• Task goal:
Go line by line through the entries below and copy those containing the string "Plan".

═══ Provided data

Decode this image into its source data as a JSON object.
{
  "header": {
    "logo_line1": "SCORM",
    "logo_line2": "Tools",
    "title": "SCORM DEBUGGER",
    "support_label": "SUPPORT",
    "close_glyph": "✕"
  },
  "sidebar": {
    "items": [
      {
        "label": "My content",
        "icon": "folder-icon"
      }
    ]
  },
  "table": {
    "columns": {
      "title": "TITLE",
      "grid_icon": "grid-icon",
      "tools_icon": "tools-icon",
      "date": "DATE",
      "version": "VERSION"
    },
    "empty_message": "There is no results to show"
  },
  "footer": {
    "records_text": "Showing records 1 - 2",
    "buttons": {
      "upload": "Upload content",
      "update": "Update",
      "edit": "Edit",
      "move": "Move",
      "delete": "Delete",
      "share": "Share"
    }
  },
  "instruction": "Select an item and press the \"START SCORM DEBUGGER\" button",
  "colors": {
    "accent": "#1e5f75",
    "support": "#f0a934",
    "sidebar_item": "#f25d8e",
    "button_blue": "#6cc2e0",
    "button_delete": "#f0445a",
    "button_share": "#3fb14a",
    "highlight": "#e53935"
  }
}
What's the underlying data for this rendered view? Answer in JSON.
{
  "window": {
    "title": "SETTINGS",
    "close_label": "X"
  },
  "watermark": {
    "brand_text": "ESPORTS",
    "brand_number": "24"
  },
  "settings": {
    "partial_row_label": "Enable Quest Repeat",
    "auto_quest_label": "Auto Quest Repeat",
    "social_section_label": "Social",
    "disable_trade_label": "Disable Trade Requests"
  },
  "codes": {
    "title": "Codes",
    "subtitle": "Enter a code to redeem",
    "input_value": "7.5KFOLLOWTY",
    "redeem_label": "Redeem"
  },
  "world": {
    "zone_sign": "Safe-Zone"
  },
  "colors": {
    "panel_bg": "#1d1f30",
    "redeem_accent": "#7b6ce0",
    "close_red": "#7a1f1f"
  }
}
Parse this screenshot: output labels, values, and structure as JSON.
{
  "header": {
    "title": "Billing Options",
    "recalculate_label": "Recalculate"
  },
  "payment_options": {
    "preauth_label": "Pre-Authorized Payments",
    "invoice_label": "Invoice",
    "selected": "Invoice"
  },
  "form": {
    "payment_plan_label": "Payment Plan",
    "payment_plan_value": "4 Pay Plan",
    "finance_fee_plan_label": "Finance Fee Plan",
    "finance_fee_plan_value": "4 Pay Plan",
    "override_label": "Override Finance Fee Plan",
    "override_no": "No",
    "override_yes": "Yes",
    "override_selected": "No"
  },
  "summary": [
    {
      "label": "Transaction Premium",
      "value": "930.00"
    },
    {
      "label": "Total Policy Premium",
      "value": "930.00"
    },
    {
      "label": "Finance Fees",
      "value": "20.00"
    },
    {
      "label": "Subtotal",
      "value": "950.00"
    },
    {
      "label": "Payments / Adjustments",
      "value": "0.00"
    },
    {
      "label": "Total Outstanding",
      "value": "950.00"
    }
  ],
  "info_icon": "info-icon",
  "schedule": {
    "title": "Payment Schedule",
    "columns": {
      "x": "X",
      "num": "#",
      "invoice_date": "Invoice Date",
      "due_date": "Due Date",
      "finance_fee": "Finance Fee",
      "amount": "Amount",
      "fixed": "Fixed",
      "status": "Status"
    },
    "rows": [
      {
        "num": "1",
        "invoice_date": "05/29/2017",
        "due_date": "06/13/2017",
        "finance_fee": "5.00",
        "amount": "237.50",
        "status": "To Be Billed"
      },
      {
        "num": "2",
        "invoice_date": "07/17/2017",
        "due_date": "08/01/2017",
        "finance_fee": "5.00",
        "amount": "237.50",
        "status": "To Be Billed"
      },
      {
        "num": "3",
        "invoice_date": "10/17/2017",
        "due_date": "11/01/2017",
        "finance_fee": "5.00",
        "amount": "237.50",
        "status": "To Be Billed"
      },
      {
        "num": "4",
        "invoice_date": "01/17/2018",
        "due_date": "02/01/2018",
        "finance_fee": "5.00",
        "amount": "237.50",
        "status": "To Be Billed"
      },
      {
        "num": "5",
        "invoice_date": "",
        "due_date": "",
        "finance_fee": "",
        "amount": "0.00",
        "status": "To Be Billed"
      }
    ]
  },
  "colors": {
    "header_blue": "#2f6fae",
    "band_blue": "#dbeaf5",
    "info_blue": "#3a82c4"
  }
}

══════

• The answer:
    "payment_plan_label": "Payment Plan",
    "payment_plan_value": "4 Pay Plan",
    "finance_fee_plan_label": "Finance Fee Plan",
    "finance_fee_plan_value": "4 Pay Plan",
    "override_label": "Override Finance Fee Plan",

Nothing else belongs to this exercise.